Why Negligence Dominates Tort


The last several decades of tort scholarship in this country reflect enthusiasm favoring strict enterprise liability as the end position toward which American tort law, appropriately enough, is moving. This Article argues that no such trend is underway; negligence does now, and will in the future, dominate tort. Professor Gary Schwartz reached these same conclusions ii a body of work spanning twenty-plus years, culminating in the Restatement (Third) of Torts: Liability for Physical Harm (Basic Principles) project on which he served as Reporter until his untimely death in 2001. This Article describes this work and supports its conclusions with two considerations that played only a minor role in Gary's scholarship: Strict enterprise liability would generate disputes that would be unadjudicable, and would assign to enterprises risks that would be uninsurable. Thus, even if broad-based strict liability were to be theoretically attractive, as a practical matter it would be manifestly unworkable. Regarding the continued dominance of negligence, Gary got it right.

About the Author

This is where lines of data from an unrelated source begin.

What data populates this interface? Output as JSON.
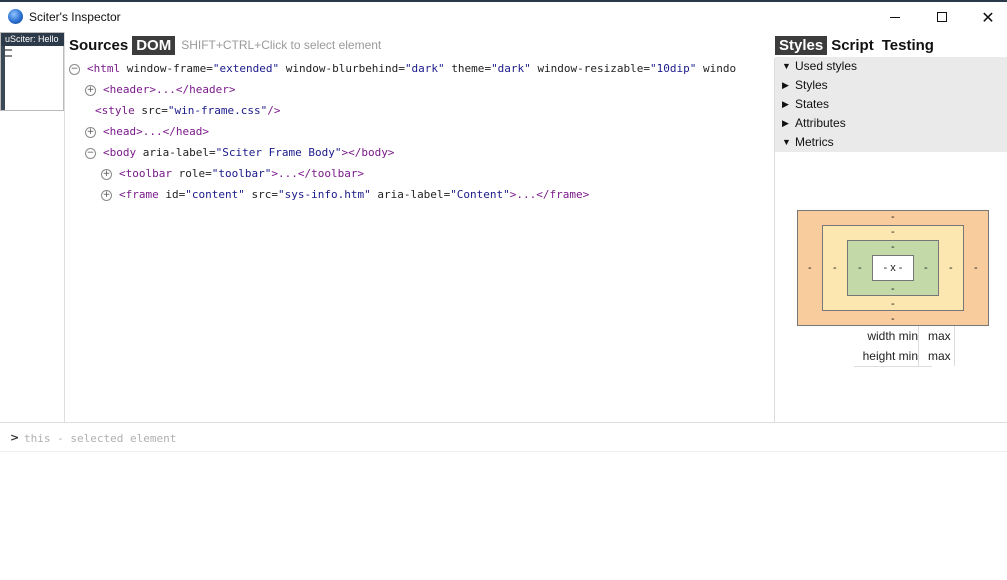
{
  "window": {
    "title": "Sciter's Inspector",
    "icon": "sciter-icon",
    "close_glyph": "✕"
  },
  "thumbnail": {
    "title": "uSciter: Hello"
  },
  "left_panel": {
    "tabs": [
      {
        "label": "Sources",
        "active": false
      },
      {
        "label": "DOM",
        "active": true
      }
    ],
    "hint": "SHIFT+CTRL+Click to select element"
  },
  "dom_tree": {
    "nodes": [
      {
        "toggle": "⊖",
        "tag_open": "<html",
        "attrs": [
          {
            "name": "window-frame",
            "value": "\"extended\""
          },
          {
            "name": "window-blurbehind",
            "value": "\"dark\""
          },
          {
            "name": "theme",
            "value": "\"dark\""
          },
          {
            "name": "window-resizable",
            "value": "\"10dip\""
          },
          {
            "name": "windo",
            "value": ""
          }
        ]
      },
      {
        "toggle": "⊕",
        "text": "<header>...</header>"
      },
      {
        "toggle": "",
        "tag_open": "<style",
        "attr_name": "src",
        "attr_value": "\"win-frame.css\"",
        "tag_close": "/>"
      },
      {
        "toggle": "⊕",
        "text": "<head>...</head>"
      },
      {
        "toggle": "⊖",
        "tag_open": "<body",
        "attr_name": "aria-label",
        "attr_value": "\"Sciter Frame Body\"",
        "tag_close": "></body>"
      },
      {
        "toggle": "⊕",
        "tag_open": "<toolbar",
        "attr_name": "role",
        "attr_value": "\"toolbar\"",
        "tag_close": ">...</toolbar>"
      },
      {
        "toggle": "⊕",
        "tag_open": "<frame",
        "attr1_name": "id",
        "attr1_value": "\"content\"",
        "attr2_name": "src",
        "attr2_value": "\"sys-info.htm\"",
        "attr3_name": "aria-label",
        "attr3_value": "\"Content\"",
        "tag_close": ">...</frame>"
      }
    ]
  },
  "right_panel": {
    "tabs": [
      {
        "label": "Styles",
        "active": true
      },
      {
        "label": "Script",
        "active": false
      },
      {
        "label": "Testing",
        "active": false
      }
    ],
    "sections": [
      {
        "label": "Used styles",
        "expanded": true
      },
      {
        "label": "Styles",
        "expanded": false
      },
      {
        "label": "States",
        "expanded": false
      },
      {
        "label": "Attributes",
        "expanded": false
      },
      {
        "label": "Metrics",
        "expanded": true
      }
    ]
  },
  "metrics": {
    "margin": "-",
    "border": "-",
    "padding": "-",
    "content": "- x -",
    "width_label": "width min",
    "width_value": "max",
    "height_label": "height min",
    "height_value": "max"
  },
  "console": {
    "prompt": ">",
    "placeholder": "this - selected element"
  }
}
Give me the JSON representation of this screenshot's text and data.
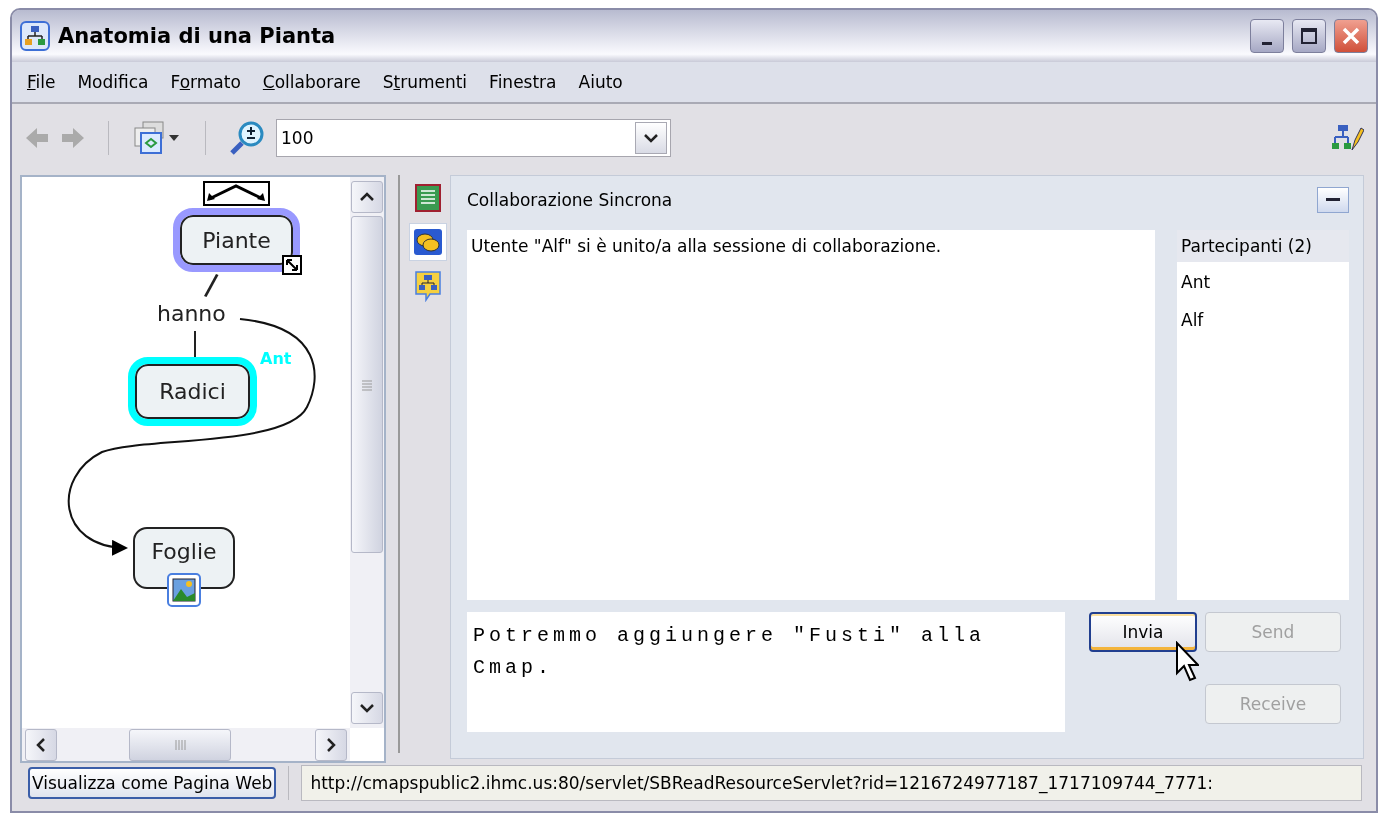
{
  "window": {
    "title": "Anatomia di una Pianta"
  },
  "menu": [
    {
      "key": "F",
      "after": "ile"
    },
    {
      "before": "Modifica"
    },
    {
      "before": "F",
      "key": "o",
      "after": "rmato"
    },
    {
      "key": "C",
      "after": "ollaborare"
    },
    {
      "before": "S",
      "key": "t",
      "after": "rumenti"
    },
    {
      "before": "Finestra"
    },
    {
      "before": "Aiuto"
    }
  ],
  "toolbar": {
    "zoom": {
      "value": "100"
    }
  },
  "cmap": {
    "nodes": [
      {
        "kind": "concept",
        "label": "Piante",
        "color": "#9999ff",
        "resize_handle": true
      },
      {
        "kind": "linking",
        "label": "hanno"
      },
      {
        "kind": "concept",
        "label": "Radici",
        "color": "#00ffff"
      },
      {
        "kind": "concept",
        "label": "Foglie",
        "image": true
      }
    ],
    "cursor": {
      "label": "Ant",
      "color": "#00ffff"
    }
  },
  "side_tabs": [
    {
      "selected": false
    },
    {
      "selected": true
    },
    {
      "selected": false
    }
  ],
  "collaboration": {
    "title": "Collaborazione Sincrona",
    "log": [
      "Utente \"Alf\" si è unito/a alla sessione di collaborazione."
    ],
    "participants": {
      "header": "Partecipanti (2)",
      "items": [
        "Ant",
        "Alf"
      ]
    },
    "message": {
      "value": "Potremmo aggiungere \"Fusti\" alla Cmap."
    },
    "buttons": [
      {
        "label": "Invia",
        "disabled": false,
        "focused": true
      },
      {
        "label": "Send",
        "disabled": true,
        "focused": false
      },
      {
        "label": "Receive",
        "disabled": true,
        "focused": false
      }
    ]
  },
  "status_bar": {
    "button": "Visualizza come Pagina Web",
    "url": "http://cmapspublic2.ihmc.us:80/servlet/SBReadResourceServlet?rid=1216724977187_1717109744_7771:"
  }
}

Frank B. Ingersoll Professor of Law, Cornell Law School; A.B., 1959, Princeton University; LL.B., 1962, LL.M., 1964, Harvard University

By uclalaw